FFS also works closely with Our Future Our Choice (OFOC), another young person's pro-EU advocacy group, collaborating on events like the number of "Parliament Takeovers" where a large group of young people visit Parliament's central lobby and meet with their local MPs.[8]

The primary impact of the group is on the People's Vote campaign itself. Journalist Matthew D'Ancona described the influence of FFS as 'transformative', arguing that 'the public face of People’s Vote changed fundamentally as the new network fizzed and buzzed and did its work. A campaign that had started life looking like the liberal elite demanding its job back morphed into a grassroots uprising of the young against their elders.'[9]

Membership[edit]

FFS supporters include sabbatical officers in 2018 from Students' Unions in Birmingham, Cambridge, Leeds, and Liverpool, as well as across Scotland, Wales and Northern Ireland.[10]

Higher Education members[edit]

See List of Higher Education students' unions in the United Kingdom

Scotland[edit]

England[edit]

Wales[edit]

Northern Ireland[edit]

Further Education members[edit]

  • Ayrshire College Students' Union
  • Bath College Students' Union
  • Chichester College
  • City of Liverpool College Students' Union
  • Coleg Cambria
  • Derby College
  • Dudley College
  • Exeter College
  • Furness College
  • Grŵp Llandrillo Menai
  • Havant and South Downs College
  • Newcastle Under Lyme College Students' Union

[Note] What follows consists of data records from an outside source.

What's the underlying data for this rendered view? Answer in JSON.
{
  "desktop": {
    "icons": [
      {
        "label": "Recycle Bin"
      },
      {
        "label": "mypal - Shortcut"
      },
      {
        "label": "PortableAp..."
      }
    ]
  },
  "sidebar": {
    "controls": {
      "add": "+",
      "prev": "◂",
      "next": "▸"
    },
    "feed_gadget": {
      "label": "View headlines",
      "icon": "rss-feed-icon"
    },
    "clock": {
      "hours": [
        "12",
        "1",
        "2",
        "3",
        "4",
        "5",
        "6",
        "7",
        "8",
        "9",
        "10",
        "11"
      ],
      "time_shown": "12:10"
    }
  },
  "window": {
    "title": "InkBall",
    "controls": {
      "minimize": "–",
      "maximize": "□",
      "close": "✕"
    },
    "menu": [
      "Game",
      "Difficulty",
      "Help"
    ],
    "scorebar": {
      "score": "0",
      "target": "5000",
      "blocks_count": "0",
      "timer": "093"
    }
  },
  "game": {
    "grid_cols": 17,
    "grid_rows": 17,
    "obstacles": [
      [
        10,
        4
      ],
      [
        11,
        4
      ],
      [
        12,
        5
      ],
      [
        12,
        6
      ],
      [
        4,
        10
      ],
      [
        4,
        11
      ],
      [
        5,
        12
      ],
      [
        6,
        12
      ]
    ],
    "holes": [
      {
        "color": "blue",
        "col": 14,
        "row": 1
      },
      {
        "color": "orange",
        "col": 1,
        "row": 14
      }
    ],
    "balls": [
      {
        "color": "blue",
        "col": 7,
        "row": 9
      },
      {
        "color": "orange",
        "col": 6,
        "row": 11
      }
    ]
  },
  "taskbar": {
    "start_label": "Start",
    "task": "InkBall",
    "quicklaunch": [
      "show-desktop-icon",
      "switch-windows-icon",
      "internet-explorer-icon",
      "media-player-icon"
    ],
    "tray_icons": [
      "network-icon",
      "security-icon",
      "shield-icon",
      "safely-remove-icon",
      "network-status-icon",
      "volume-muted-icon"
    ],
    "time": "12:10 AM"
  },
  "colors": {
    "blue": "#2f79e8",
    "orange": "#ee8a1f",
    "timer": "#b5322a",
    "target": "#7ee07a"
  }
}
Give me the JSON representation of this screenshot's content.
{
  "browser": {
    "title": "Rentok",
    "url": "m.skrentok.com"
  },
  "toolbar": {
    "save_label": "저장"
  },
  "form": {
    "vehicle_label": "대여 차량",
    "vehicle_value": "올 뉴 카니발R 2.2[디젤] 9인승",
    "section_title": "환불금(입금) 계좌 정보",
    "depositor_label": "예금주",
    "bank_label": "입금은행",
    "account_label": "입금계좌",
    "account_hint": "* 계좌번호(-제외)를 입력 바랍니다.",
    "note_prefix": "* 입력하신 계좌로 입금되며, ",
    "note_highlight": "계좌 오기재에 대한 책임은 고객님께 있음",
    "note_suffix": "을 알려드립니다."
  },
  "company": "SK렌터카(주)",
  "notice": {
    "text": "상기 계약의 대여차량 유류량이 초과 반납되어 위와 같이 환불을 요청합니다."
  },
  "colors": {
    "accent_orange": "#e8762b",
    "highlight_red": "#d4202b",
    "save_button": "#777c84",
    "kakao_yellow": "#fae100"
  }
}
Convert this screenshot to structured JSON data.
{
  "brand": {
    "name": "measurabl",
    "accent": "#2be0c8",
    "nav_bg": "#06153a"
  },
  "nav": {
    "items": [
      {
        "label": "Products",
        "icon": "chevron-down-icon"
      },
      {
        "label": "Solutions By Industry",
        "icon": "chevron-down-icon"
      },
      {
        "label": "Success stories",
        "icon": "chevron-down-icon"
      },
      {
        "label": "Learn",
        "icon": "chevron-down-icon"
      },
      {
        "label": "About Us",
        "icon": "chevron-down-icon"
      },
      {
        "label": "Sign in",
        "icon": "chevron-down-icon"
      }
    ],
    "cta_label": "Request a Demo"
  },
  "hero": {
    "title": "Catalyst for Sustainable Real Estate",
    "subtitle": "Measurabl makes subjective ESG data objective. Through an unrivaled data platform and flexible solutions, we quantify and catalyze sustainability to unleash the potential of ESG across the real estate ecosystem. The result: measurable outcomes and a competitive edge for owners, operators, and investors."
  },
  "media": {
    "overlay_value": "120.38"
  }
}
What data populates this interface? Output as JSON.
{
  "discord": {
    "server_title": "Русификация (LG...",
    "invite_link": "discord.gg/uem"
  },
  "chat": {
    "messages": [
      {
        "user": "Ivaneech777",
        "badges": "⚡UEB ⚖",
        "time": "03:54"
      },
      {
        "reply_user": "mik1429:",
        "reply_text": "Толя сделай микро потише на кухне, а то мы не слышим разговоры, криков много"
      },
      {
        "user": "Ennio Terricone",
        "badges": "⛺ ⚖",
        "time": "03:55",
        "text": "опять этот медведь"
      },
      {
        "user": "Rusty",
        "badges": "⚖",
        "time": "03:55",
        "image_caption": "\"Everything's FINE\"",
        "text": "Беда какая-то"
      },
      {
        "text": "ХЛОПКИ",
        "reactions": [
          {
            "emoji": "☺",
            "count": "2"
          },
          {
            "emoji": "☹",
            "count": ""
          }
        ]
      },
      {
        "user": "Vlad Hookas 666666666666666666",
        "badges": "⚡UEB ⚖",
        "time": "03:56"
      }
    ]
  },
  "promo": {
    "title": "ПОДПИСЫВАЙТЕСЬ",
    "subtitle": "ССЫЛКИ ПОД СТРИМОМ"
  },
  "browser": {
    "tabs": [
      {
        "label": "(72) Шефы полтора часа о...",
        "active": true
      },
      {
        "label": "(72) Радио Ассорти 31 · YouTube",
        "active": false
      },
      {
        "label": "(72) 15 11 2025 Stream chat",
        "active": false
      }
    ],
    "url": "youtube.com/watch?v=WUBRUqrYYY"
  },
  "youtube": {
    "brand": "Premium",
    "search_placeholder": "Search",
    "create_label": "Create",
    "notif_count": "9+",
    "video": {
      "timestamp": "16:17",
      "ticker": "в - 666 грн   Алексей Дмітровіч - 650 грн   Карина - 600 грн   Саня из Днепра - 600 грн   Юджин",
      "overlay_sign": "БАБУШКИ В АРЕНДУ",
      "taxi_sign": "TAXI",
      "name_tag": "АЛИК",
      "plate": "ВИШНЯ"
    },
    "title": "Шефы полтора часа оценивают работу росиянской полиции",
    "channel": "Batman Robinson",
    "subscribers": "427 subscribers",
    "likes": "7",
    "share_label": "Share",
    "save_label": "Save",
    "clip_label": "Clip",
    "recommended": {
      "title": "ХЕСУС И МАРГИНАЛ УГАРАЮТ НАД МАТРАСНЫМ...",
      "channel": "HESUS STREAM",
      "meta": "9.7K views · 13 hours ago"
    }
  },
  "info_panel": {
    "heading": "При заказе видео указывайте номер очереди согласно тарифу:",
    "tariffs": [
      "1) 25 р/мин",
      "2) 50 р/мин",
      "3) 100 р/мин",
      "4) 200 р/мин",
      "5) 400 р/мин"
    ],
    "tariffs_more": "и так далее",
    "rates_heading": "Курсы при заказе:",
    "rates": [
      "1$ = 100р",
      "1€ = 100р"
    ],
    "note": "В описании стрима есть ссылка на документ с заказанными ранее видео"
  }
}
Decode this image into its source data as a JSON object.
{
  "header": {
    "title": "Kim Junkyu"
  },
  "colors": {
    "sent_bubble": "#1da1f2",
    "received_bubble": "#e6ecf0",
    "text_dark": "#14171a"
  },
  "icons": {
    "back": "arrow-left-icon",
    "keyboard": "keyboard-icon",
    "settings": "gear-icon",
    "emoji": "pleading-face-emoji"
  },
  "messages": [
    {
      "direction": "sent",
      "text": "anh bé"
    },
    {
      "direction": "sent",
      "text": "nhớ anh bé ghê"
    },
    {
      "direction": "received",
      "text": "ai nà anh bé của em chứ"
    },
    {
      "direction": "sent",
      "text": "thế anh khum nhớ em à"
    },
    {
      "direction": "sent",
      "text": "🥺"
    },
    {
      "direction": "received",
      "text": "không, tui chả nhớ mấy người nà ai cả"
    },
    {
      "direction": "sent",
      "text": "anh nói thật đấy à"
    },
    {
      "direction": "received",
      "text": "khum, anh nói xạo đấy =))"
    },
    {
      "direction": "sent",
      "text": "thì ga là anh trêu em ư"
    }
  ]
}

National affiliates[edit]

  • National Union of Students
  • Labour Students
  • Young Greens[13]

References[edit]

  1. ^ a b Farand, Chloe (13 May 2018). "Student groups with a million members back call for second Brexit referendum". The Independent. Retrieved 13 September 2018.
  2. ^ Pontone, Maya (30 March 2018). "Vice President of NUS mobilises 'people's vote' on final Brexit deal". shoutoutuk.org. Shout Out UK. Retrieved 13 September 2018.
  3. ^ Ramiro, Joana (28 March 2018). "NUS throws weight behind Brexit second ref". Left Foot Forward. Retrieved 13 September 2018.
  4. ^ Helm, Toby; Boycott-Owen, Mason (12 May 2018). "Students plan summer of defiance in push for 'people's vote' on Brexit". The Observer. Retrieved 13 September 2018.
  5. ^ Stewart, Heather; Elgot, Jessica (11 September 2018). "Activists to use Labour conference to push for second Brexit vote". The Guardian. Retrieved 13 September 2018.
  6. ^ Simons, Ned (16 May 2018). "Anti-Brexit protesters try to disrupt Jeremy Corbyn's speech to 'Labour Live' festival". HuffPost. Retrieved 13 September 2018.
  7. ^ Buchan, Lizzy (26 July 2018). "Anti-Brexit protesters offer to help Boris Johnson move out of 'grace-and-favour lad pad' after cabinet resignation". The Independent. Retrieved 13 September 2018.
  8. ^ Curiel, Joshua (1 January 2019). "Here's how we can give Britain a Final Say on Brexit". The Independent.
  9. ^ https://members.tortoisemedia.com/2019/03/16/peoples-vote-machine/content.html
  10. ^ Helm, Toby (12 May 2018). "One million students join calls for vote on Brexit deal". The Observer. Retrieved 13 September 2018.
  11. ^ "Leeds University Union - Your Student Exec Support the People's Vote March for the Future". www.luu.org.uk. 12 October 2018.
  12. ^ "Leeds University Union - Your Student Exec support a People's Vote". www.luu.org.uk. 11 December 2018.
  13. ^ FFS (16 May 2018). "Open Letter to Parliament — Students want a people's vote on Brexit". vip.politicsmeanspolitics.com. Politics Means Politics. Retrieved 13 September 2018.